YOUR OBJECTIVE:
Track down each line below containing the string "title" and copy it.

TASK INPUTS:

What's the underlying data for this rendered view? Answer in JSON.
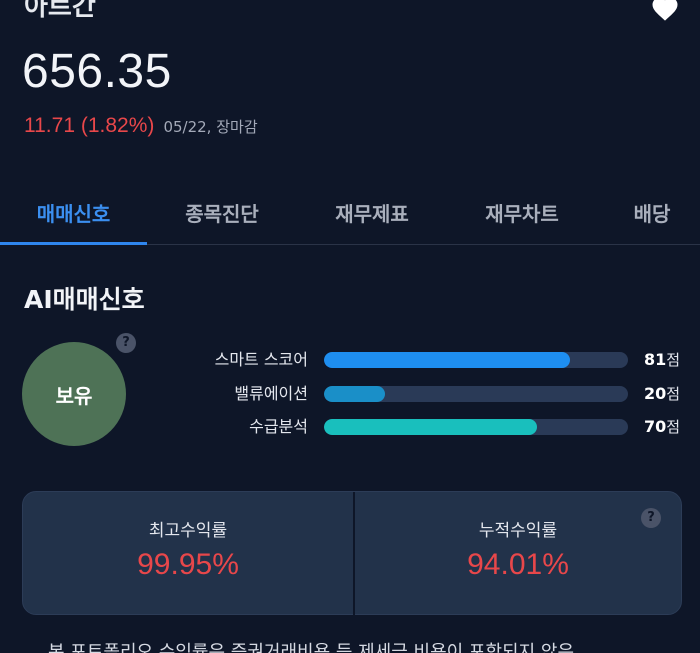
{
  "stock": {
    "name": "아르간",
    "price": "656.35",
    "change": "11.71 (1.82%)",
    "meta": "05/22, 장마감"
  },
  "tabs": [
    {
      "label": "매매신호",
      "active": true
    },
    {
      "label": "종목진단",
      "active": false
    },
    {
      "label": "재무제표",
      "active": false
    },
    {
      "label": "재무차트",
      "active": false
    },
    {
      "label": "배당",
      "active": false
    }
  ],
  "ai_signal": {
    "title": "AI매매신호",
    "signal": "보유",
    "help": "?",
    "scores": [
      {
        "label": "스마트 스코어",
        "value": "81",
        "unit": "점",
        "level": 81,
        "color": "#1e8ef0"
      },
      {
        "label": "밸류에이션",
        "value": "20",
        "unit": "점",
        "level": 20,
        "color": "#1a8fc8"
      },
      {
        "label": "수급분석",
        "value": "70",
        "unit": "점",
        "level": 70,
        "color": "#19bfbd"
      }
    ]
  },
  "returns": {
    "max_label": "최고수익률",
    "max_value": "99.95%",
    "cum_label": "누적수익률",
    "cum_value": "94.01%",
    "help": "?"
  },
  "disclaimer": "본 포트폴리오 수익률은 증권거래비용 등 제세금 비용이 포함되지 않은"
}
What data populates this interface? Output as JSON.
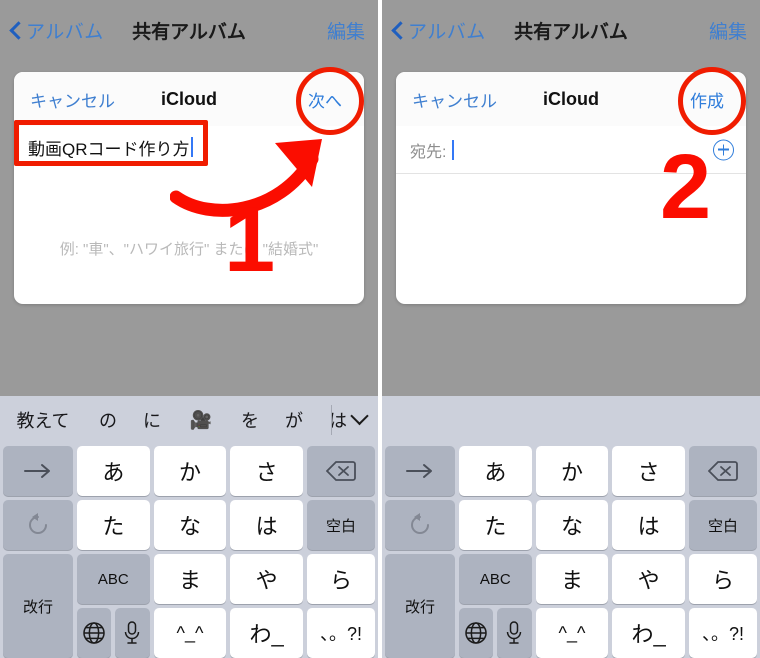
{
  "navbar": {
    "back_label": "アルバム",
    "title": "共有アルバム",
    "edit_label": "編集",
    "back_icon": "chevron-left-icon",
    "link_color": "#3f7fd0"
  },
  "left_panel": {
    "card": {
      "cancel_label": "キャンセル",
      "title": "iCloud",
      "action_label": "次へ",
      "input_value": "動画QRコード作り方",
      "hint_text": "例: \"車\"、\"ハワイ旅行\" または \"結婚式\""
    },
    "annotation": {
      "step_number": "1",
      "color": "#fb0d00",
      "highlight_target": "album-name-input",
      "circle_target": "next-button",
      "arrow": "curved-arrow-up-right"
    }
  },
  "right_panel": {
    "card": {
      "cancel_label": "キャンセル",
      "title": "iCloud",
      "action_label": "作成",
      "to_label": "宛先:",
      "to_value": "",
      "add_contact_icon": "plus-circle-icon"
    },
    "annotation": {
      "step_number": "2",
      "color": "#fb0d00",
      "circle_target": "create-button"
    }
  },
  "keyboard": {
    "suggestions": [
      "教えて",
      "の",
      "に",
      "🎥",
      "を",
      "が",
      "は"
    ],
    "collapse_icon": "chevron-down-icon",
    "rows": [
      [
        {
          "label": "→",
          "style": "gray",
          "name": "cursor-right-key",
          "size": "mid"
        },
        {
          "label": "あ",
          "style": "white",
          "name": "kana-a-key"
        },
        {
          "label": "か",
          "style": "white",
          "name": "kana-ka-key"
        },
        {
          "label": "さ",
          "style": "white",
          "name": "kana-sa-key"
        },
        {
          "label": "⌫",
          "style": "gray",
          "name": "delete-key",
          "size": "mid"
        }
      ],
      [
        {
          "label": "↺",
          "style": "gray",
          "name": "undo-key",
          "size": "mid"
        },
        {
          "label": "た",
          "style": "white",
          "name": "kana-ta-key"
        },
        {
          "label": "な",
          "style": "white",
          "name": "kana-na-key"
        },
        {
          "label": "は",
          "style": "white",
          "name": "kana-ha-key"
        },
        {
          "label": "空白",
          "style": "gray",
          "name": "space-key",
          "size": "lab"
        }
      ],
      [
        {
          "label": "ABC",
          "style": "gray",
          "name": "abc-key",
          "size": "lab"
        },
        {
          "label": "ま",
          "style": "white",
          "name": "kana-ma-key"
        },
        {
          "label": "や",
          "style": "white",
          "name": "kana-ya-key"
        },
        {
          "label": "ら",
          "style": "white",
          "name": "kana-ra-key"
        },
        {
          "label": "改行",
          "style": "gray",
          "name": "return-key",
          "size": "lab"
        }
      ],
      [
        {
          "label": "",
          "style": "gray",
          "name": "globe-mic-keys",
          "size": "lab"
        },
        {
          "label": "^_^",
          "style": "white",
          "name": "emoticon-key",
          "size": "mid"
        },
        {
          "label": "わ_",
          "style": "white",
          "name": "kana-wa-key"
        },
        {
          "label": "、。?!",
          "style": "white",
          "name": "punctuation-key",
          "size": "mid"
        }
      ]
    ],
    "globe_icon": "globe-icon",
    "mic_icon": "microphone-icon"
  },
  "colors": {
    "background": "#9a9a9a",
    "keyboard_bg": "#ccd0db",
    "key_white": "#ffffff",
    "key_gray": "#adb3c0",
    "annotation_red": "#fb0d00",
    "ios_blue": "#2f7ddb"
  }
}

WRITTEN REPLY:
    "title": "AI매매신호",
    "title": "共有アルバム",
      "title": "iCloud",
      "title": "iCloud",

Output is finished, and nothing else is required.